* _What you have to do_: Write out every record again, exactly.

* _Exercise input_:

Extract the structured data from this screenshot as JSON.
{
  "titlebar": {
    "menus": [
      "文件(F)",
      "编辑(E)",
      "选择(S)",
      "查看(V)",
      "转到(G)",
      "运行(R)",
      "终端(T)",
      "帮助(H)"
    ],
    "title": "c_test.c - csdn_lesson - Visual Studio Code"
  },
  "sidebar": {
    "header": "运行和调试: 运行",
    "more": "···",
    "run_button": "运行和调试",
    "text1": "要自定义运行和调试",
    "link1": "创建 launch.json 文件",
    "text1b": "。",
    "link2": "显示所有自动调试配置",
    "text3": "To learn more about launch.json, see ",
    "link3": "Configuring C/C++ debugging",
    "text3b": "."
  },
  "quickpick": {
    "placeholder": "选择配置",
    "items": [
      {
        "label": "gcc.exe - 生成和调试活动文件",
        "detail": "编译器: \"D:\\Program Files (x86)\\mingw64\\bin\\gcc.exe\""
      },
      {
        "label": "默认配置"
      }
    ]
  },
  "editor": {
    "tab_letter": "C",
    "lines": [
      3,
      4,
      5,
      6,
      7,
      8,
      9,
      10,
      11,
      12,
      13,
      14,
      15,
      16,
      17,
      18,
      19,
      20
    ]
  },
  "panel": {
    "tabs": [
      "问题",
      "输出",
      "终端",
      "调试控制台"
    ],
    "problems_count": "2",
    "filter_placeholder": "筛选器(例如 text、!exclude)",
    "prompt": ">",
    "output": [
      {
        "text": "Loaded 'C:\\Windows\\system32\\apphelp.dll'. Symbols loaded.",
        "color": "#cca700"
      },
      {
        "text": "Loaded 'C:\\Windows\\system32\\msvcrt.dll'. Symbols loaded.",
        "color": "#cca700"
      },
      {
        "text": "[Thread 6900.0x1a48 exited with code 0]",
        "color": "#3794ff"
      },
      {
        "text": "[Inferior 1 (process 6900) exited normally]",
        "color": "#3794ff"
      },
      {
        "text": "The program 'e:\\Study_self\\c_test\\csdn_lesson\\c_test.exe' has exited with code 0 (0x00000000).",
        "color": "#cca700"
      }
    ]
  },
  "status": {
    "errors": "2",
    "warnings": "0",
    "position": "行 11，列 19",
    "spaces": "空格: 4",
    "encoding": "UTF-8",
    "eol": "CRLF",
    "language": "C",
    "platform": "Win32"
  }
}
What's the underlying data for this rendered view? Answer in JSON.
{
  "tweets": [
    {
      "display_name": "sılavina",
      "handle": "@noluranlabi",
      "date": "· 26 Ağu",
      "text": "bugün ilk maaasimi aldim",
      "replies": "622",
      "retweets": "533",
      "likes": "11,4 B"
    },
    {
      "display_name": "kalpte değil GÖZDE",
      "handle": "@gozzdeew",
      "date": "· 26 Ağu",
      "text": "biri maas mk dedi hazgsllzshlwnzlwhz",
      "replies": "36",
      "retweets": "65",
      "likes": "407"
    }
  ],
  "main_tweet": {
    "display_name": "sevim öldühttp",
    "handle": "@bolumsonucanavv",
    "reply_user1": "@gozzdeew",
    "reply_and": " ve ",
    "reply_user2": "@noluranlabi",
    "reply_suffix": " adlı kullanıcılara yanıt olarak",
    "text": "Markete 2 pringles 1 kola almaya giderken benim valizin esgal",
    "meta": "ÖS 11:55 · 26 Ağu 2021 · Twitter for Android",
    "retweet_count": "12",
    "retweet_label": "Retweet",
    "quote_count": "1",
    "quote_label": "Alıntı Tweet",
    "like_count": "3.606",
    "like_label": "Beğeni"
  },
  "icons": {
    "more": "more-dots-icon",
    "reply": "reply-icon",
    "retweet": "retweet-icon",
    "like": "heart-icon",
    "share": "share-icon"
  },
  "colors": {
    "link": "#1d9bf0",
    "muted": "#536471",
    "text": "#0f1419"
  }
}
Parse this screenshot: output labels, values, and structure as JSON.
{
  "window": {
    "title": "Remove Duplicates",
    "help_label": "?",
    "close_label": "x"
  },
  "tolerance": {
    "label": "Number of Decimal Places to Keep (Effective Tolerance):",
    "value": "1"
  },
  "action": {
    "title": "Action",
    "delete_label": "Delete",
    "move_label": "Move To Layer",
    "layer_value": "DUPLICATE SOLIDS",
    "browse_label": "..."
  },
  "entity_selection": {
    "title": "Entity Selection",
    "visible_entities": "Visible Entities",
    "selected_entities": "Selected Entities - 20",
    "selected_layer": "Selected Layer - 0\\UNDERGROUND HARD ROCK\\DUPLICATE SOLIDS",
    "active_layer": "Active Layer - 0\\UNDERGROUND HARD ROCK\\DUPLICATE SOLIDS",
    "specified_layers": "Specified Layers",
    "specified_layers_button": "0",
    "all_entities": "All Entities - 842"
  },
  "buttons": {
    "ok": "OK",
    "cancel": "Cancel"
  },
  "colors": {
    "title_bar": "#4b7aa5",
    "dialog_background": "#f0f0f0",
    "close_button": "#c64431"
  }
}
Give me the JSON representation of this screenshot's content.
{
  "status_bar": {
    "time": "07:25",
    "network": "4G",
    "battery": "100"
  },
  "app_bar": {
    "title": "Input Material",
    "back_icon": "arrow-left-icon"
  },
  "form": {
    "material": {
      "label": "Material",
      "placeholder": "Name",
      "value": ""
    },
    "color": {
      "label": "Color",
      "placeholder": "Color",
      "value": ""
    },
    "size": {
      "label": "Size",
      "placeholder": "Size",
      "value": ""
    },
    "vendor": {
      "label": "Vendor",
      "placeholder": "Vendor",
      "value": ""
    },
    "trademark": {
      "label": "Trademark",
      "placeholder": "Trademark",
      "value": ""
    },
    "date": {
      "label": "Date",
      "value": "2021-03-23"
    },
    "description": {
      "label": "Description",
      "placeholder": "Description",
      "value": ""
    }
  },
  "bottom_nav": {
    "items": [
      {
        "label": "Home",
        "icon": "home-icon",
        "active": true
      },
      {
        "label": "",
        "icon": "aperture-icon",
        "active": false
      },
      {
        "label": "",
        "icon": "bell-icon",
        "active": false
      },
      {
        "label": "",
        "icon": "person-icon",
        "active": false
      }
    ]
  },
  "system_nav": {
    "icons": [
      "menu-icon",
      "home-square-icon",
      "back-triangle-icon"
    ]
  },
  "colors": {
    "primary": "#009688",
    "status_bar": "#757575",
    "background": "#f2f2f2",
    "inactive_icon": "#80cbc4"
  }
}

* _Output for this exercise_:
Extract the structured data from this screenshot as JSON.
{
  "titlebar": {
    "menus": [
      "文件(F)",
      "编辑(E)",
      "选择(S)",
      "查看(V)",
      "转到(G)",
      "运行(R)",
      "终端(T)",
      "帮助(H)"
    ],
    "title": "c_test.c - csdn_lesson - Visual Studio Code"
  },
  "sidebar": {
    "header": "运行和调试: 运行",
    "more": "···",
    "run_button": "运行和调试",
    "text1": "要自定义运行和调试",
    "link1": "创建 launch.json 文件",
    "text1b": "。",
    "link2": "显示所有自动调试配置",
    "text3": "To learn more about launch.json, see ",
    "link3": "Configuring C/C++ debugging",
    "text3b": "."
  },
  "quickpick": {
    "placeholder": "选择配置",
    "items": [
      {
        "label": "gcc.exe - 生成和调试活动文件",
        "detail": "编译器: \"D:\\Program Files (x86)\\mingw64\\bin\\gcc.exe\""
      },
      {
        "label": "默认配置"
      }
    ]
  },
  "editor": {
    "tab_letter": "C",
    "lines": [
      3,
      4,
      5,
      6,
      7,
      8,
      9,
      10,
      11,
      12,
      13,
      14,
      15,
      16,
      17,
      18,
      19,
      20
    ]
  },
  "panel": {
    "tabs": [
      "问题",
      "输出",
      "终端",
      "调试控制台"
    ],
    "problems_count": "2",
    "filter_placeholder": "筛选器(例如 text、!exclude)",
    "prompt": ">",
    "output": [
      {
        "text": "Loaded 'C:\\Windows\\system32\\apphelp.dll'. Symbols loaded.",
        "color": "#cca700"
      },
      {
        "text": "Loaded 'C:\\Windows\\system32\\msvcrt.dll'. Symbols loaded.",
        "color": "#cca700"
      },
      {
        "text": "[Thread 6900.0x1a48 exited with code 0]",
        "color": "#3794ff"
      },
      {
        "text": "[Inferior 1 (process 6900) exited normally]",
        "color": "#3794ff"
      },
      {
        "text": "The program 'e:\\Study_self\\c_test\\csdn_lesson\\c_test.exe' has exited with code 0 (0x00000000).",
        "color": "#cca700"
      }
    ]
  },
  "status": {
    "errors": "2",
    "warnings": "0",
    "position": "行 11，列 19",
    "spaces": "空格: 4",
    "encoding": "UTF-8",
    "eol": "CRLF",
    "language": "C",
    "platform": "Win32"
  }
}
What's the underlying data for this rendered view? Answer in JSON.
{
  "tweets": [
    {
      "display_name": "sılavina",
      "handle": "@noluranlabi",
      "date": "· 26 Ağu",
      "text": "bugün ilk maaasimi aldim",
      "replies": "622",
      "retweets": "533",
      "likes": "11,4 B"
    },
    {
      "display_name": "kalpte değil GÖZDE",
      "handle": "@gozzdeew",
      "date": "· 26 Ağu",
      "text": "biri maas mk dedi hazgsllzshlwnzlwhz",
      "replies": "36",
      "retweets": "65",
      "likes": "407"
    }
  ],
  "main_tweet": {
    "display_name": "sevim öldühttp",
    "handle": "@bolumsonucanavv",
    "reply_user1": "@gozzdeew",
    "reply_and": " ve ",
    "reply_user2": "@noluranlabi",
    "reply_suffix": " adlı kullanıcılara yanıt olarak",
    "text": "Markete 2 pringles 1 kola almaya giderken benim valizin esgal",
    "meta": "ÖS 11:55 · 26 Ağu 2021 · Twitter for Android",
    "retweet_count": "12",
    "retweet_label": "Retweet",
    "quote_count": "1",
    "quote_label": "Alıntı Tweet",
    "like_count": "3.606",
    "like_label": "Beğeni"
  },
  "icons": {
    "more": "more-dots-icon",
    "reply": "reply-icon",
    "retweet": "retweet-icon",
    "like": "heart-icon",
    "share": "share-icon"
  },
  "colors": {
    "link": "#1d9bf0",
    "muted": "#536471",
    "text": "#0f1419"
  }
}
Parse this screenshot: output labels, values, and structure as JSON.
{
  "window": {
    "title": "Remove Duplicates",
    "help_label": "?",
    "close_label": "x"
  },
  "tolerance": {
    "label": "Number of Decimal Places to Keep (Effective Tolerance):",
    "value": "1"
  },
  "action": {
    "title": "Action",
    "delete_label": "Delete",
    "move_label": "Move To Layer",
    "layer_value": "DUPLICATE SOLIDS",
    "browse_label": "..."
  },
  "entity_selection": {
    "title": "Entity Selection",
    "visible_entities": "Visible Entities",
    "selected_entities": "Selected Entities - 20",
    "selected_layer": "Selected Layer - 0\\UNDERGROUND HARD ROCK\\DUPLICATE SOLIDS",
    "active_layer": "Active Layer - 0\\UNDERGROUND HARD ROCK\\DUPLICATE SOLIDS",
    "specified_layers": "Specified Layers",
    "specified_layers_button": "0",
    "all_entities": "All Entities - 842"
  },
  "buttons": {
    "ok": "OK",
    "cancel": "Cancel"
  },
  "colors": {
    "title_bar": "#4b7aa5",
    "dialog_background": "#f0f0f0",
    "close_button": "#c64431"
  }
}
Give me the JSON representation of this screenshot's content.
{
  "status_bar": {
    "time": "07:25",
    "network": "4G",
    "battery": "100"
  },
  "app_bar": {
    "title": "Input Material",
    "back_icon": "arrow-left-icon"
  },
  "form": {
    "material": {
      "label": "Material",
      "placeholder": "Name",
      "value": ""
    },
    "color": {
      "label": "Color",
      "placeholder": "Color",
      "value": ""
    },
    "size": {
      "label": "Size",
      "placeholder": "Size",
      "value": ""
    },
    "vendor": {
      "label": "Vendor",
      "placeholder": "Vendor",
      "value": ""
    },
    "trademark": {
      "label": "Trademark",
      "placeholder": "Trademark",
      "value": ""
    },
    "date": {
      "label": "Date",
      "value": "2021-03-23"
    },
    "description": {
      "label": "Description",
      "placeholder": "Description",
      "value": ""
    }
  },
  "bottom_nav": {
    "items": [
      {
        "label": "Home",
        "icon": "home-icon",
        "active": true
      },
      {
        "label": "",
        "icon": "aperture-icon",
        "active": false
      },
      {
        "label": "",
        "icon": "bell-icon",
        "active": false
      },
      {
        "label": "",
        "icon": "person-icon",
        "active": false
      }
    ]
  },
  "system_nav": {
    "icons": [
      "menu-icon",
      "home-square-icon",
      "back-triangle-icon"
    ]
  },
  "colors": {
    "primary": "#009688",
    "status_bar": "#757575",
    "background": "#f2f2f2",
    "inactive_icon": "#80cbc4"
  }
}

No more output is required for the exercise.